----- The input
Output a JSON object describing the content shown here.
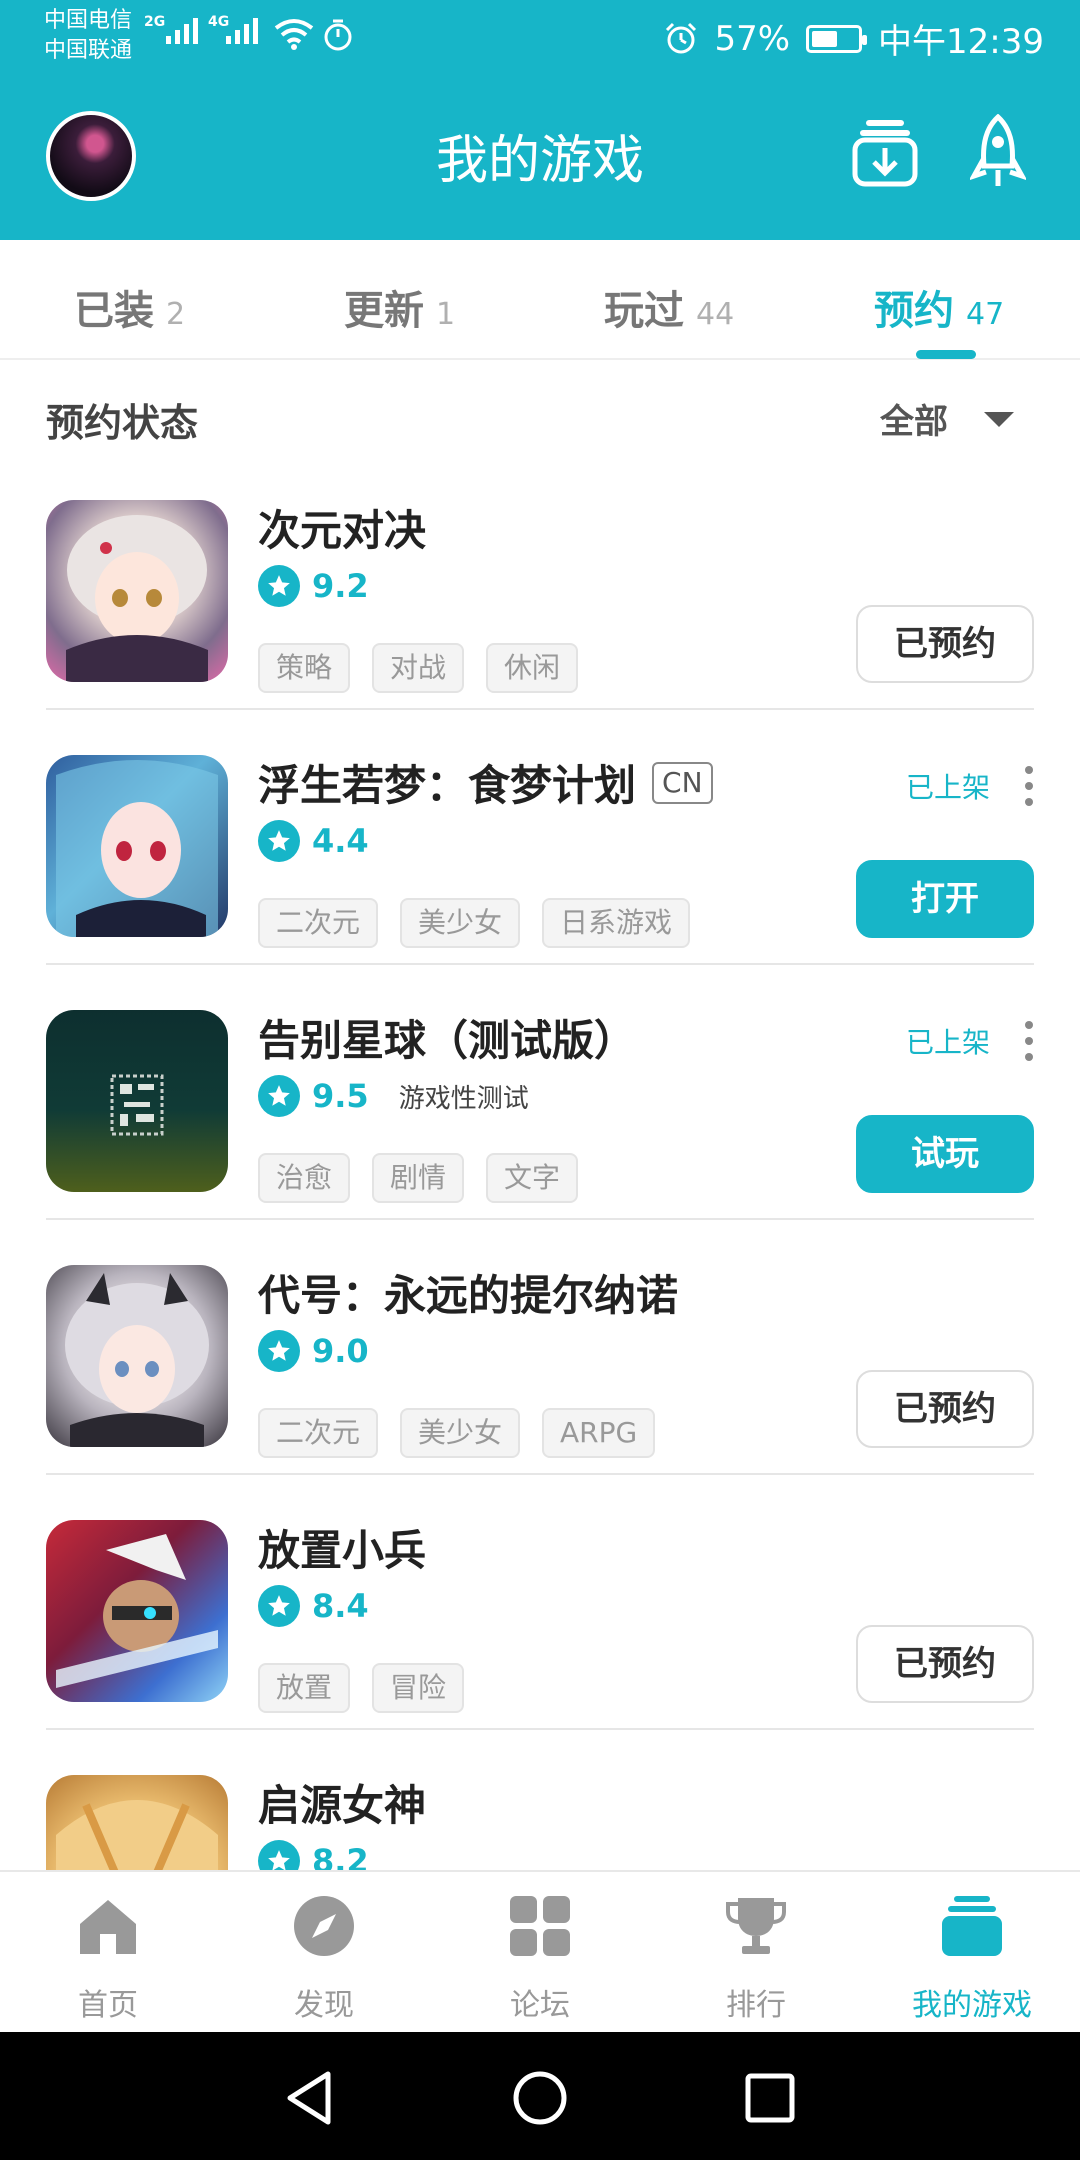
{
  "status_bar": {
    "carrier_1": "中国电信",
    "carrier_2": "中国联通",
    "signal_1": "2G",
    "signal_2": "4G",
    "battery": "57%",
    "battery_level": 0.57,
    "time": "中午12:39"
  },
  "header": {
    "title": "我的游戏",
    "avatar_icon": "user-avatar",
    "download_icon": "download-box-icon",
    "rocket_icon": "rocket-icon"
  },
  "tabs": [
    {
      "label": "已装",
      "count": "2",
      "active": false
    },
    {
      "label": "更新",
      "count": "1",
      "active": false
    },
    {
      "label": "玩过",
      "count": "44",
      "active": false
    },
    {
      "label": "预约",
      "count": "47",
      "active": true
    }
  ],
  "filter": {
    "label": "预约状态",
    "value": "全部"
  },
  "games": [
    {
      "name": "次元对决",
      "score": "9.2",
      "tags": [
        "策略",
        "对战",
        "休闲"
      ],
      "action": "已预约"
    },
    {
      "name": "浮生若梦：食梦计划",
      "badge": "CN",
      "score": "4.4",
      "tags": [
        "二次元",
        "美少女",
        "日系游戏"
      ],
      "status": "已上架",
      "action": "打开"
    },
    {
      "name": "告别星球（测试版）",
      "score": "9.5",
      "note": "游戏性测试",
      "tags": [
        "治愈",
        "剧情",
        "文字"
      ],
      "status": "已上架",
      "action": "试玩"
    },
    {
      "name": "代号：永远的提尔纳诺",
      "score": "9.0",
      "tags": [
        "二次元",
        "美少女",
        "ARPG"
      ],
      "action": "已预约"
    },
    {
      "name": "放置小兵",
      "score": "8.4",
      "tags": [
        "放置",
        "冒险"
      ],
      "action": "已预约"
    },
    {
      "name": "启源女神",
      "score": "8.2",
      "tags": []
    }
  ],
  "bottom_nav": [
    {
      "label": "首页",
      "icon": "home-icon"
    },
    {
      "label": "发现",
      "icon": "compass-icon"
    },
    {
      "label": "论坛",
      "icon": "grid-icon"
    },
    {
      "label": "排行",
      "icon": "trophy-icon"
    },
    {
      "label": "我的游戏",
      "icon": "my-games-icon",
      "active": true
    }
  ],
  "colors": {
    "accent": "#17b5c8",
    "text_dark": "#222222",
    "tag_text": "#999999"
  }
}
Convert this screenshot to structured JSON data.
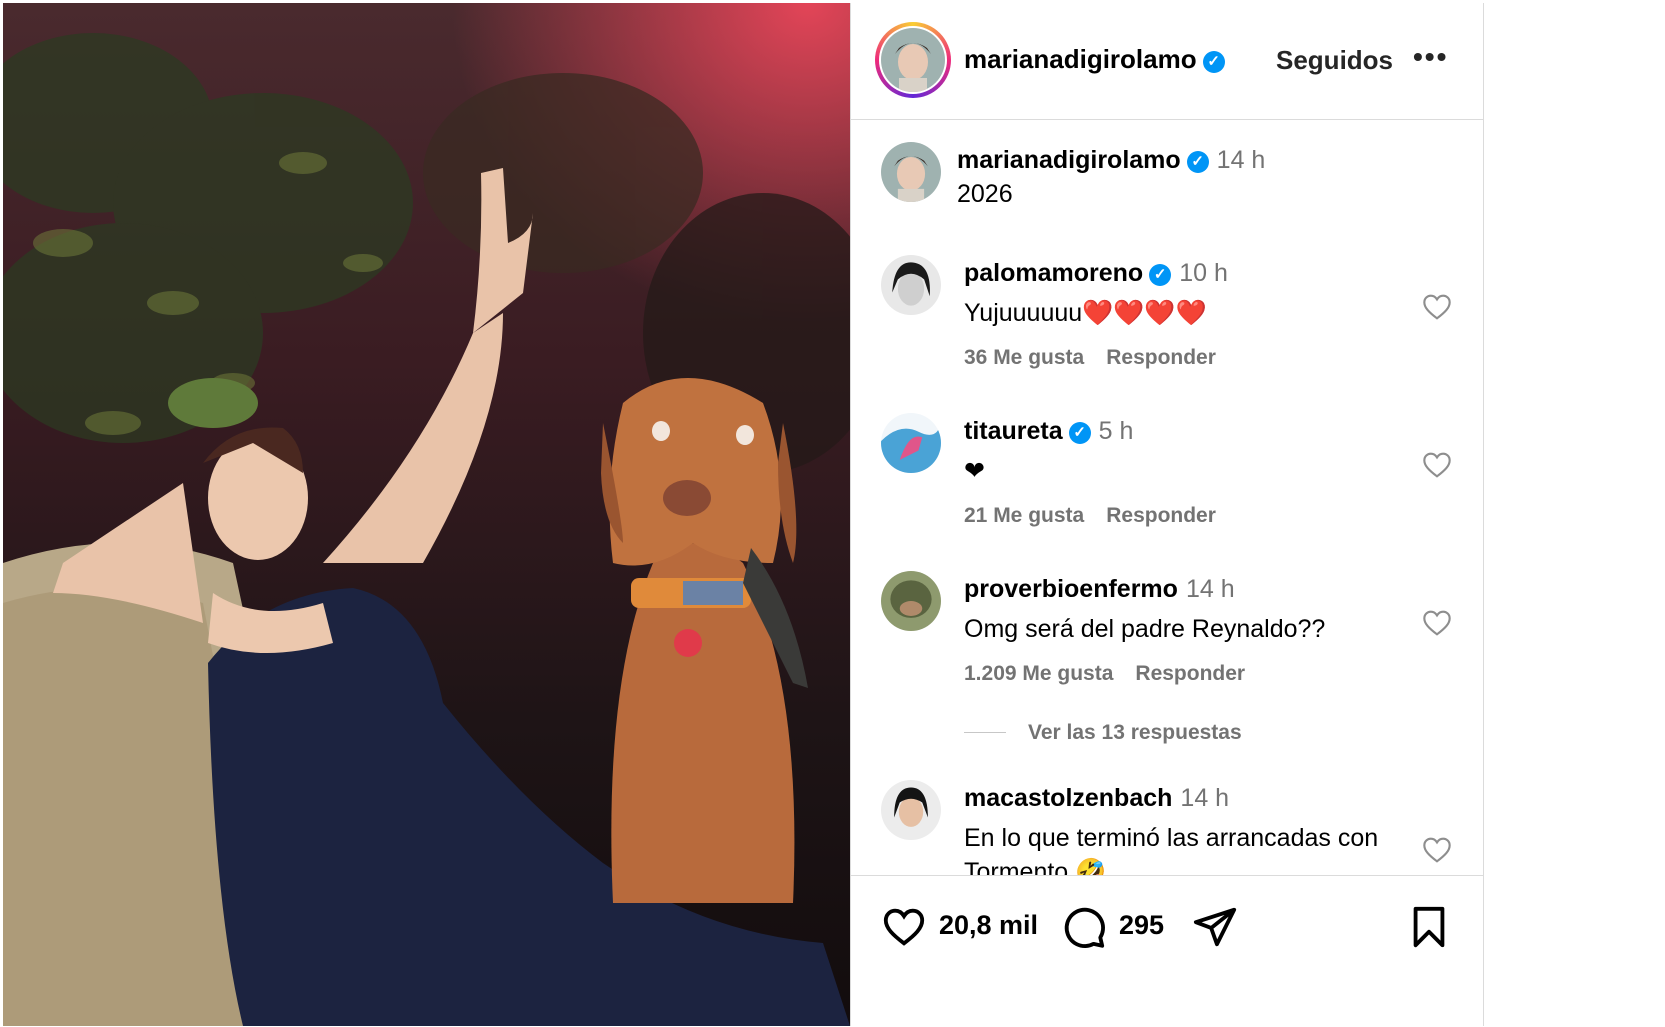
{
  "post": {
    "image_description_icon": "photo-woman-with-dog"
  },
  "header": {
    "username": "marianadigirolamo",
    "follow_label": "Seguidos",
    "more_icon": "•••"
  },
  "caption": {
    "username": "marianadigirolamo",
    "time": "14 h",
    "text": "2026"
  },
  "comments": [
    {
      "username": "palomamoreno",
      "verified": true,
      "time": "10 h",
      "text": "Yujuuuuuu❤️❤️❤️❤️",
      "likes": "36 Me gusta",
      "reply": "Responder"
    },
    {
      "username": "titaureta",
      "verified": true,
      "time": "5 h",
      "text": "❤",
      "likes": "21 Me gusta",
      "reply": "Responder"
    },
    {
      "username": "proverbioenfermo",
      "verified": false,
      "time": "14 h",
      "text": "Omg será del padre Reynaldo??",
      "likes": "1.209 Me gusta",
      "reply": "Responder"
    },
    {
      "username": "macastolzenbach",
      "verified": false,
      "time": "14 h",
      "text": "En lo que terminó las arrancadas con Tormento 🤣"
    }
  ],
  "replies_link": "Ver las 13 respuestas",
  "actions": {
    "likes_count": "20,8 mil",
    "comments_count": "295"
  },
  "colors": {
    "verified": "#0095f6",
    "meta": "#737373",
    "border": "#dbdbdb"
  }
}
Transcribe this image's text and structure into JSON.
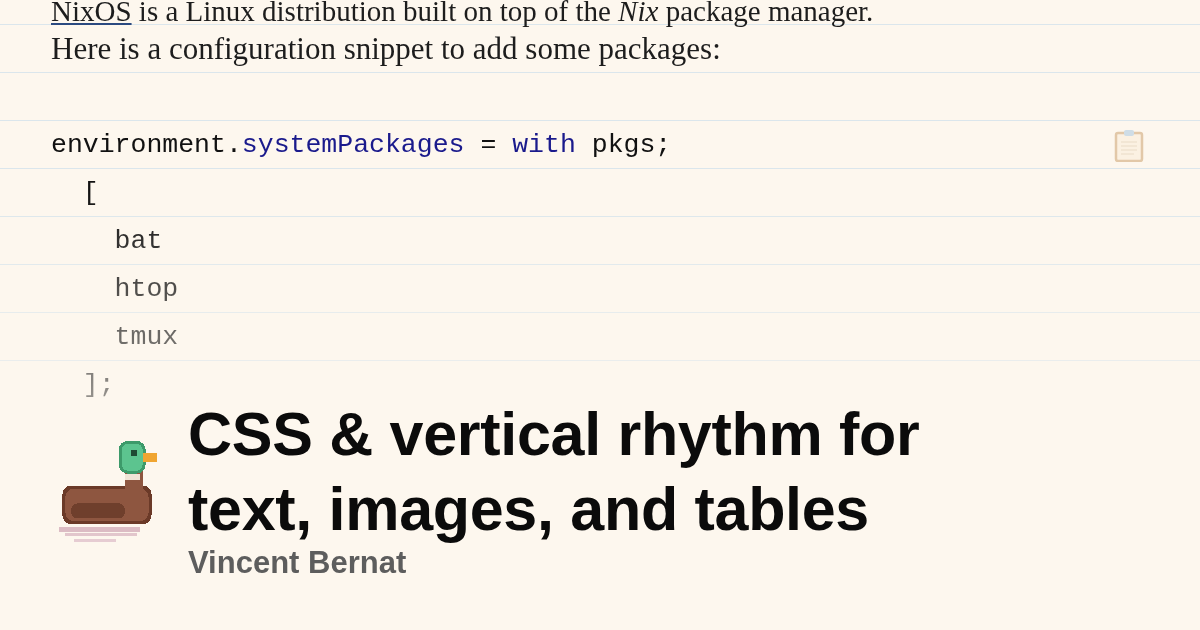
{
  "article": {
    "sentences": [
      {
        "link": "NixOS",
        "text": " is a Linux distribution built on top of the *Nix* package manager."
      },
      {
        "text": "Here is a configuration snippet to add some packages:"
      }
    ]
  },
  "code": {
    "lines": [
      [
        {
          "text": "environment.",
          "kind": "plain"
        },
        {
          "text": "systemPackages",
          "kind": "attr"
        },
        {
          "text": " = ",
          "kind": "plain"
        },
        {
          "text": "with",
          "kind": "keyword"
        },
        {
          "text": " pkgs;",
          "kind": "plain"
        }
      ],
      [
        {
          "text": "  [",
          "kind": "plain"
        }
      ],
      [
        {
          "text": "    bat",
          "kind": "plain"
        }
      ],
      [
        {
          "text": "    htop",
          "kind": "plain"
        }
      ],
      [
        {
          "text": "    tmux",
          "kind": "plain"
        }
      ],
      [
        {
          "text": "  ];",
          "kind": "plain"
        }
      ]
    ]
  },
  "post": {
    "title": "CSS & vertical rhythm for text, images, and tables",
    "author": "Vincent Bernat"
  }
}
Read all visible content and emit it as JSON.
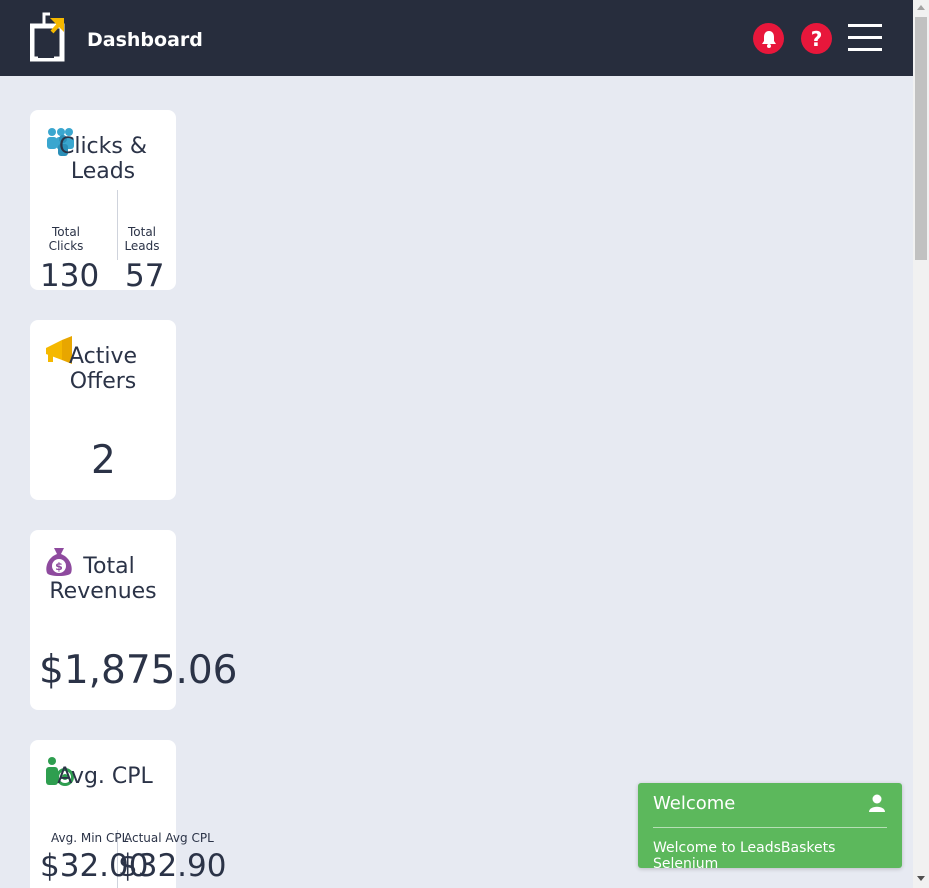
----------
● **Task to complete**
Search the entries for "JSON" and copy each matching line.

● **Task solution**
Output a JSON object describing the content shown here.
Convert this screenshot to structured JSON data.
Transcribe this image's text and structure into JSON.
Read all visible content and emit it as JSON.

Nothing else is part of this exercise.